**What you have to do:** In the following listing, find the lines containing "Kondratyuk" and report them.

**Data for this exercise:**
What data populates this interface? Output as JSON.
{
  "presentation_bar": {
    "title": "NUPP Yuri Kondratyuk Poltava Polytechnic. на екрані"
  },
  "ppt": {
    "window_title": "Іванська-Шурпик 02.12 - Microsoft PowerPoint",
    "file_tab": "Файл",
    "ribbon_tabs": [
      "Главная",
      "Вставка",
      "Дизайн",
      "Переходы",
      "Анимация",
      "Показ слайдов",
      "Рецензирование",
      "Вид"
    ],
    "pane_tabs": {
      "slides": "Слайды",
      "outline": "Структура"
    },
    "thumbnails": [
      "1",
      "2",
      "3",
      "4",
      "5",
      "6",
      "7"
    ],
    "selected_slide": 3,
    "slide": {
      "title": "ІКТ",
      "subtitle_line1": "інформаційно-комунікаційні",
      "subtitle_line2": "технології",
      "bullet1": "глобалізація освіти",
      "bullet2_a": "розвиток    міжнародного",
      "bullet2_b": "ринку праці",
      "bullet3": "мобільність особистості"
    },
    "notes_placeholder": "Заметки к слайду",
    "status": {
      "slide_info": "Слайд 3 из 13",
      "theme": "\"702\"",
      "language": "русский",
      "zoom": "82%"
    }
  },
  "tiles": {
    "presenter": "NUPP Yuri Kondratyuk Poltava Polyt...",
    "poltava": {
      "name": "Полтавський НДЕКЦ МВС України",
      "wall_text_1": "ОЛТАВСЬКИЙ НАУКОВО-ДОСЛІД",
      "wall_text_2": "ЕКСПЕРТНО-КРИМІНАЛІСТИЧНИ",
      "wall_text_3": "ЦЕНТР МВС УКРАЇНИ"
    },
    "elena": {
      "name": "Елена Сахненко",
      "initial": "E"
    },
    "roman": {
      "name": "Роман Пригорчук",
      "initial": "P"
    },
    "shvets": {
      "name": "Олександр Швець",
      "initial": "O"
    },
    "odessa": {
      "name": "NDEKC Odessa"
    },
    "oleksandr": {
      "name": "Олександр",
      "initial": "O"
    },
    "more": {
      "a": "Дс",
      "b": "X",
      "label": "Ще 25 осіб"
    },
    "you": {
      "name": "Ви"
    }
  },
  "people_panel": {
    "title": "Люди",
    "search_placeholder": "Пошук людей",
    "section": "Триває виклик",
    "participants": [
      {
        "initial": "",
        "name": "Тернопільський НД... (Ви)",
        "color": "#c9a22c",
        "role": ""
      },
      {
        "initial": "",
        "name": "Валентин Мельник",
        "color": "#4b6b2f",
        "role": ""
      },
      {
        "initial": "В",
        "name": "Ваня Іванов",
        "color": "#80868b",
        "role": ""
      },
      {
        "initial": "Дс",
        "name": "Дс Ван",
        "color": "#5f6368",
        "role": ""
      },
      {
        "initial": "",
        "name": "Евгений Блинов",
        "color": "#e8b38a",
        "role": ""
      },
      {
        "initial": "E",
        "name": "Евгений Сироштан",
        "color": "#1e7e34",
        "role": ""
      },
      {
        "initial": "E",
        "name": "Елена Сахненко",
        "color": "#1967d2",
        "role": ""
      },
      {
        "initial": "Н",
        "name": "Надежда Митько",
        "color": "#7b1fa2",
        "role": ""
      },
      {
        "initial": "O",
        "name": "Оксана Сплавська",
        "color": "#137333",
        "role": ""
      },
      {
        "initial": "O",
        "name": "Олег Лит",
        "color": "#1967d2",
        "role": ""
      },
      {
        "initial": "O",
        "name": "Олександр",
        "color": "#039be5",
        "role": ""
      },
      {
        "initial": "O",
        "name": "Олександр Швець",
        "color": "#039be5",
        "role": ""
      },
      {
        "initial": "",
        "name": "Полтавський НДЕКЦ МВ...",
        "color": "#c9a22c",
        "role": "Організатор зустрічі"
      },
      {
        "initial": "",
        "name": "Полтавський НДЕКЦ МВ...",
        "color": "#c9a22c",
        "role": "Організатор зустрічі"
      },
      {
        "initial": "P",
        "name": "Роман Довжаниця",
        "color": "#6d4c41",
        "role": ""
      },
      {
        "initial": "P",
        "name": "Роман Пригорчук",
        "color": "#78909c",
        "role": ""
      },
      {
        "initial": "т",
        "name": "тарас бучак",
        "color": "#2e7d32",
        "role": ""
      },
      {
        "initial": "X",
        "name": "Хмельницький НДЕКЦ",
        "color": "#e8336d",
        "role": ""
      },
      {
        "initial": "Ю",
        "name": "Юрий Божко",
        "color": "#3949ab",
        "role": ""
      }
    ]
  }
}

**Answer to the exercise:**
    "title": "NUPP Yuri Kondratyuk Poltava Polytechnic. на екрані"
    "presenter": "NUPP Yuri Kondratyuk Poltava Polyt...",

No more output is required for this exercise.